One potential downside to increasing your credit limit is that it may give you more opportunities to make financial missteps that lead to debt. If you’re new to money management, it’s important that you don’t get carried away with your spending or else you may find yourself in a hole that’s hard to get out of.
If you can’t pay off your balances in full each month, or if you have other outstanding debts, it may not be a good idea to increase your credit limit. However, if you have been granted a credit limit increase, it may be because you have a good track record of responsible credit management. Just continue to use credit responsibly!
How Can You Increase Your Credit Card Limit?
Now that you have a well-rounded understanding of the pros and cons of increasing your credit card spending limit, it may just be time to reach out to your credit card company. Here’s how you can successfully prepare to ask your credit card company for an increase.
Gather the Information They’ll Need Ahead of Time
Credit card companies will typically request certain information from you. Make sure you have this information readily available when you apply for a credit limit increase:
- Proof of your current annual income
- Proof of your current employment status
- Records of outstanding debts or payment obligations
Approaching lenders prepared can save you the headache of backtracking to find this information in the middle of your application process.
Consider the Time of Your Request
To increase the likelihood of being granted a credit limit increase, it may be helpful to request an increase when your financial situation is strong. For example, if you have recently received a promotion or raise, or if you have recently paid off a student loan or car payment, you may be in a good position to request a credit limit increase.
Additionally, it may be helpful to consider the following factors before making a request:
- Credit standing: If your credit is in good standing, you may be more likely to be approved for a credit limit increase with a high credit score and a history of responsible credit management.
- Length of time with the credit card: If you have had the credit card for a long time and have demonstrated responsible credit management, you may be more likely to be approved for a credit limit increase.
- Income: If your income has increased recently, this could be a positive factor when considering a credit limit increase.

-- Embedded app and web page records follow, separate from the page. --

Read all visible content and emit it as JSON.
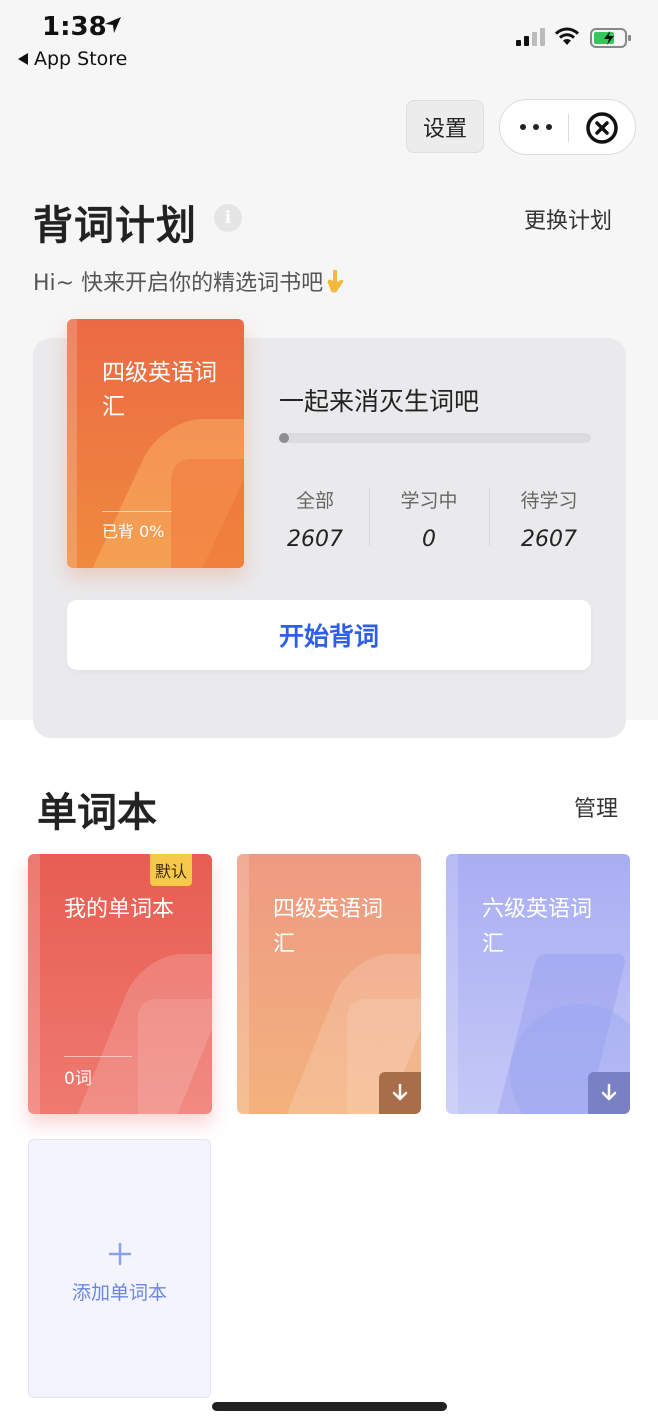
{
  "status_bar": {
    "time": "1:38",
    "back_label": "App Store"
  },
  "capsule": {
    "settings_label": "设置"
  },
  "plan": {
    "title": "背词计划",
    "info_icon": "i",
    "change_label": "更换计划",
    "greeting": "Hi~ 快来开启你的精选词书吧",
    "book": {
      "title": "四级英语词汇",
      "progress_text": "已背 0%"
    },
    "card_heading": "一起来消灭生词吧",
    "progress_fraction": 0,
    "stats": [
      {
        "label": "全部",
        "value": "2607"
      },
      {
        "label": "学习中",
        "value": "0"
      },
      {
        "label": "待学习",
        "value": "2607"
      }
    ],
    "start_label": "开始背词"
  },
  "wordbooks": {
    "title": "单词本",
    "manage_label": "管理",
    "items": [
      {
        "name": "我的单词本",
        "tag": "默认",
        "count": "0词"
      },
      {
        "name": "四级英语词汇"
      },
      {
        "name": "六级英语词汇"
      }
    ],
    "add_icon": "+",
    "add_label": "添加单词本"
  },
  "colors": {
    "accent_blue": "#2f5fe8",
    "plan_book": "#ec6a45",
    "my_book": "#e75d52",
    "cet4_book": "#ee9a82",
    "cet6_book": "#a9aef3"
  }
}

There are special cases when your credit card company may actually increase your limit on their own. This shows that your lender really trusts you and your ability to make sound financial decisions. Ultimately, this would be the best time to improve your debt-to-credit ratio naturally.
However, if you feel that you would be tempted by the increased spending power, you can always give them a call to decrease your spending limit back to where you feel comfortable.
Don’t worry – a decrease won’t negatively impact your score as it’s considered a “soft pull.” In fact, most lenders are willing to have a conversation with you to help you assess your financial future with them, so don’t hesitate to make that call and discuss it with them!
Confidently Take The Next Steps
It’s always been our goal to help everyone make sound financial decisions, especially when simplified credit education isn’t necessarily accessible to everyone. Before approaching your credit card company, make sure you’re clear about your current credit standing, and have a plan for your financial future.
Lastly, don’t forget the power of your rent and what good your on-time payment history can do for your credit. RentReporters will add up to 2 years of rent payment history to your credit instantly and then report your on-going rent every month, accelerating your credit score growth.
Establishing good credit is a commitment that requires patience and time. We hope to get you there a little faster by making sure you get credit for the rent you already pay. Coupling our service with the educational resources and financial tips we provide is the best way to make informed decisions to achieve your credit goals.